Dead Ends Author Intro – Paul E. Cooley

DeadEnds-002-sm Paul is a crazed lunatic, possibly homicidal, with a penchant for killing his fans and exploring the furthest reaches of mental illness and delusions for fun. Even the ones he doesn’t have. When he’s not writing twisted tales of psychological torment, he writes enterprise software and applications for the internet and the iPhone.

Paul’s Parsec Award Nominated Fiends collection and Garaaga’s Children collection are available for free from and in e-book format from Paul is also the creator of MyWrite ( which enables authors to personalize and sign their ebooks using tablets and smart phones.

You can find the latest information, stories, essays, rants, and reviews from his site. He welcomes comments and interaction and especially enjoys speaking of himself in the third person.

Paul wrote the short story “Breakers”.

Twitter: paul_e_cooley

Why do you write/like horror?

Not really sure I “like” to write horror. The stories that come to mind have always been dark in some fashion or another. I do enjoy the obstacles the genre creates for characters and the kinds of goals that come out of it. Few things are more compelling examples of the human condition than people fighting for their lives or scared out of their wits because of something they don’t understand.

I believe the horror genre is a fertile playground for social commentary as well as exploring our darkest fears. Therefore, it’s a place my writer mind frequently visits.

What inspired this particular story?
“Breakers” originally started out as a story called “Cash for Corpses.” Because I couldn’t make some of it work, I changed the internals and the motivation. In the process, “the Breakers” were born.

We all have days where we wake up, read/listen/watch the news, and realize the world is spinning out of control. I wanted to paint the picture of a character who’s lost his hold on conventional thinking and ethics. The story is two parts insane justification and one part ideology.

With all the “crazy” people out there who believe everything they read/listen/or watch, “Breakers” gave me a chance to illustrate one without dragging in other political baggage. I like the idea of anarchists working to free humankind from their shackles of corporate greed, political corruption, and the dreams they are sold. At the same time, I wanted to show just how insane those ideas are in themselves. The narrator in Breakers was a perfect vehicle.

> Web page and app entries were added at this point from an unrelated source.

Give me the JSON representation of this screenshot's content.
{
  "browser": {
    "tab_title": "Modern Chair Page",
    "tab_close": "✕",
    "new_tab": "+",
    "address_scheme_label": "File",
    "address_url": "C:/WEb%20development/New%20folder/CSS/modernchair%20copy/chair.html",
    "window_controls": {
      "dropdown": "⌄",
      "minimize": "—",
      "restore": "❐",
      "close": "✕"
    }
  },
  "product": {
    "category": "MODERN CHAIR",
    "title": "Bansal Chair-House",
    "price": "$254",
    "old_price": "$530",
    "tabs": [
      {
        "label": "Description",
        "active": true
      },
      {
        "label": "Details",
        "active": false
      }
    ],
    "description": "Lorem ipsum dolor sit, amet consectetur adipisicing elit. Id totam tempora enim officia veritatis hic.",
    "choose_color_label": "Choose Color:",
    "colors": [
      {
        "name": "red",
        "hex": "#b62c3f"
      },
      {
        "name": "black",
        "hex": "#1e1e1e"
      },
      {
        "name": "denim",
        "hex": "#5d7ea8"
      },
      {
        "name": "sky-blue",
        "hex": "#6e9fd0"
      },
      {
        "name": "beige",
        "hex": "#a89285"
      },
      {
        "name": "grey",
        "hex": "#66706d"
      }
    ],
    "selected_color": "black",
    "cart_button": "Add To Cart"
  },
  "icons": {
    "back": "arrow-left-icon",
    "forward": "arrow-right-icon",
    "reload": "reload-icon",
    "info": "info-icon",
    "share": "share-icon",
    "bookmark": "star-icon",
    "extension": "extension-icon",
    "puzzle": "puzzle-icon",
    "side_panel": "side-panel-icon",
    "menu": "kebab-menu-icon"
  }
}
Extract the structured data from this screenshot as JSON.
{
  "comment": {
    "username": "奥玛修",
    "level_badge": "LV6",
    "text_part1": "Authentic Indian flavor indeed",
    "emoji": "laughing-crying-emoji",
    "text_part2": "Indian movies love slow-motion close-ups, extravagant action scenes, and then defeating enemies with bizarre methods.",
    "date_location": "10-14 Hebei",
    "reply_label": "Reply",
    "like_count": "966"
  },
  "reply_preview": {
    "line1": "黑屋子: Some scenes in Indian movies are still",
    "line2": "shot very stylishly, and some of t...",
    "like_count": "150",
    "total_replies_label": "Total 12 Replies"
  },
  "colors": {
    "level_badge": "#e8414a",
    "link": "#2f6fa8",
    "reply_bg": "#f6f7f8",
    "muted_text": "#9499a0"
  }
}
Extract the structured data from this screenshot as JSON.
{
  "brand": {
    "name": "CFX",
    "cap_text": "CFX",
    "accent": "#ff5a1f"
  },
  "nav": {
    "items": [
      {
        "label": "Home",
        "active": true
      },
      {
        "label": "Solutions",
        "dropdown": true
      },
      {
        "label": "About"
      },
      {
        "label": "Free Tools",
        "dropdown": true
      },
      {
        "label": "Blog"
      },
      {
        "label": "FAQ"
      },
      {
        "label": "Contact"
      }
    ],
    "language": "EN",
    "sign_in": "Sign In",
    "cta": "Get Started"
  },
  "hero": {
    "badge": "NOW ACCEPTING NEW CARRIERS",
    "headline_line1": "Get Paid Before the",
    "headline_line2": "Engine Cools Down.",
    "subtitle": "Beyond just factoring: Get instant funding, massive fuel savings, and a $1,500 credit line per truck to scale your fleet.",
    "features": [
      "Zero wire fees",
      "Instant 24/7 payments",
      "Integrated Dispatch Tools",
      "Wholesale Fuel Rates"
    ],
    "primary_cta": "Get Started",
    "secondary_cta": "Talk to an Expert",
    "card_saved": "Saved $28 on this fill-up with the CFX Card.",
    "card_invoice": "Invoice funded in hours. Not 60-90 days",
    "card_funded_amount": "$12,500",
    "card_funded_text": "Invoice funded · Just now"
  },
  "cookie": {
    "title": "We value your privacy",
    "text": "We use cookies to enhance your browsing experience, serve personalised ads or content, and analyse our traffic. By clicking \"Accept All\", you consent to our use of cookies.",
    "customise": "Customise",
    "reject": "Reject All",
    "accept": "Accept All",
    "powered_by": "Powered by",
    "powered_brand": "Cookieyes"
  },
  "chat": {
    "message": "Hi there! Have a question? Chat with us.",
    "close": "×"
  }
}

What’s the best horror movie you watched recently?
It’s been a few months, but “Sinister” is the best horror movie I’ve watched in quite a while. Its simplicity in the special effects department is made up for by great acting and a soundtrack that sets your teeth on edge. As I’ve often said, anything that involves small children can outcreep any monster you throw on the screen.

What scares you?
People whose ignorance leads them to violent thoughts, insane rationalization, or allows them to be lead into violent acts. The internet is stuffed with them, as are the talk shows, and, unfortunately, most of the folks on Capitol Hill. When ideology or religion leads one to eschew thousands of years of history, science, and simple human kindness, the world is destined for trouble. And we are in a lot of trouble.

What are you working on now?
I just finished writing a long arc in ancient history (Garaaga’s Children: Ancients) and now I’ve slipped back into the modern world to write “Flames” which is another Fiends’ tale. The novel revolves around an arsonist and religious worship. I expect it will be ready for publication by year’s end.

What’s your favorite beverage while writing?
Coffee. Water. Iced tea. Sometimes the blood of lobbyists.

Dead Ends is available at Smashwords and Amazon
All proceeds go to the Office of Letters and Light. Please spread the word!

Stories include:
“In The Deep Dark” by Justin R. Macumber
“Morning Dew” by Edward Lorn
“Power in the Blood” by Scott Roche
“Getting Even” by Philip Carroll
“Breakers” by Paul E. Cooley
“Breakup” by J.R. Murdock
“Blister” by Jake Bible
Edited by Sue Baiman
Cover by Scott E. Pond.